== Given entries ==
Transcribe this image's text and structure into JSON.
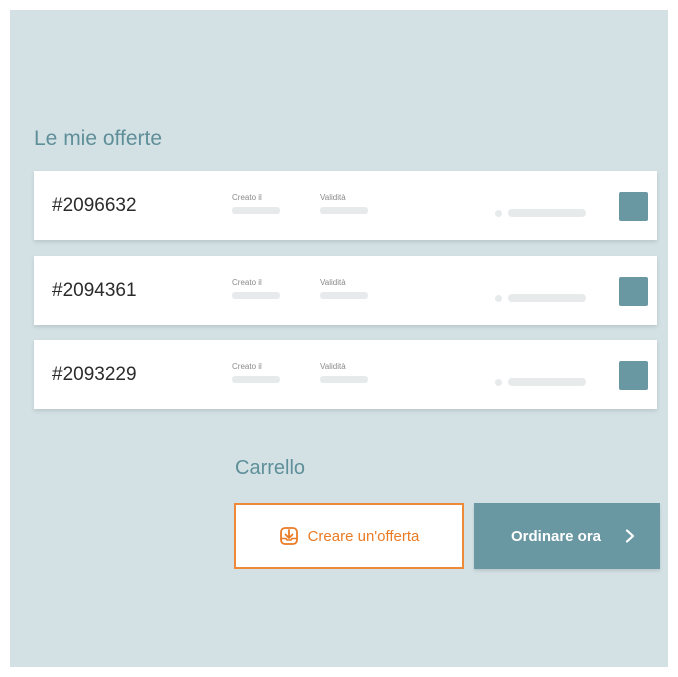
{
  "offers_section": {
    "title": "Le mie offerte",
    "created_label": "Creato il",
    "validity_label": "Validità",
    "items": [
      {
        "id": "#2096632"
      },
      {
        "id": "#2094361"
      },
      {
        "id": "#2093229"
      }
    ]
  },
  "cart": {
    "title": "Carrello",
    "create_offer_label": "Creare un'offerta",
    "order_now_label": "Ordinare ora",
    "create_offer_icon": "download-icon",
    "order_now_icon": "chevron-right-icon"
  },
  "colors": {
    "background": "#d3e1e5",
    "accent_teal": "#6a98a2",
    "accent_orange": "#ee8a37"
  }
}
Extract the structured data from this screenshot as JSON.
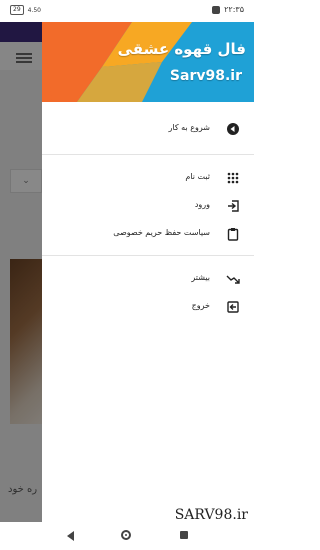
{
  "status_bar": {
    "battery": "29",
    "network_speed": "4.50",
    "time": "۲۲:۳۵"
  },
  "background": {
    "select_label": "",
    "partial_text": "ره خود"
  },
  "drawer": {
    "header": {
      "title": "فال قهوه عشقی",
      "subtitle": "Sarv98.ir",
      "colors": [
        "#f26b2a",
        "#f7a823",
        "#1fa1d6"
      ]
    },
    "items": [
      {
        "label": "شروع به کار",
        "icon": "play-circle-icon"
      },
      {
        "label": "ثبت نام",
        "icon": "dialpad-icon"
      },
      {
        "label": "ورود",
        "icon": "login-icon"
      },
      {
        "label": "سیاست حفظ حریم خصوصی",
        "icon": "clipboard-icon"
      },
      {
        "label": "بیشتر",
        "icon": "trending-down-icon"
      },
      {
        "label": "خروج",
        "icon": "exit-icon"
      }
    ]
  },
  "watermark": "SARV98.ir"
}
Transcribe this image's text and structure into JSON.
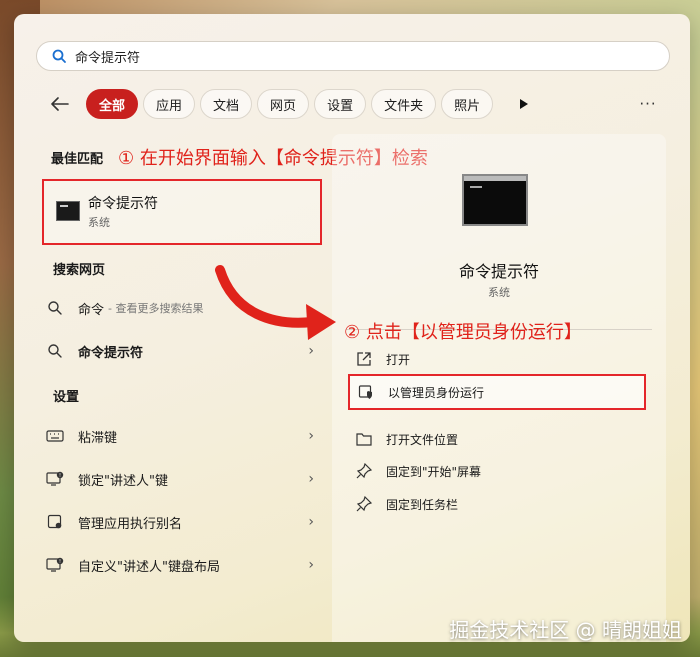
{
  "search": {
    "value": "命令提示符"
  },
  "filters": {
    "tabs": [
      {
        "label": "全部",
        "active": true
      },
      {
        "label": "应用",
        "active": false
      },
      {
        "label": "文档",
        "active": false
      },
      {
        "label": "网页",
        "active": false
      },
      {
        "label": "设置",
        "active": false
      },
      {
        "label": "文件夹",
        "active": false
      },
      {
        "label": "照片",
        "active": false
      }
    ],
    "more_label": "···"
  },
  "left": {
    "best_match_heading": "最佳匹配",
    "best_match": {
      "title": "命令提示符",
      "subtitle": "系统",
      "icon": "cmd-icon"
    },
    "web_heading": "搜索网页",
    "web_items": [
      {
        "label": "命令",
        "hint": "- 查看更多搜索结果",
        "icon": "search-icon"
      },
      {
        "label": "命令提示符",
        "hint": "",
        "icon": "search-icon"
      }
    ],
    "settings_heading": "设置",
    "settings_items": [
      {
        "label": "粘滞键",
        "icon": "keyboard-icon"
      },
      {
        "label": "锁定\"讲述人\"键",
        "icon": "narrator-icon"
      },
      {
        "label": "管理应用执行别名",
        "icon": "app-settings-icon"
      },
      {
        "label": "自定义\"讲述人\"键盘布局",
        "icon": "narrator-icon"
      }
    ]
  },
  "annotations": {
    "step1": "① 在开始界面输入【命令提示符】检索",
    "step2": "② 点击【以管理员身份运行】"
  },
  "detail": {
    "title": "命令提示符",
    "subtitle": "系统",
    "actions": [
      {
        "label": "打开",
        "icon": "open-icon"
      },
      {
        "label": "以管理员身份运行",
        "icon": "shield-icon",
        "highlight": true
      },
      {
        "label": "打开文件位置",
        "icon": "folder-icon"
      },
      {
        "label": "固定到\"开始\"屏幕",
        "icon": "pin-icon"
      },
      {
        "label": "固定到任务栏",
        "icon": "pin-icon"
      }
    ]
  },
  "watermark": "掘金技术社区 @ 晴朗姐姐",
  "colors": {
    "accent": "#c8201e",
    "annotation": "#e0231b"
  }
}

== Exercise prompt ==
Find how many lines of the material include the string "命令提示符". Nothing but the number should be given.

== Answer for the task ==
5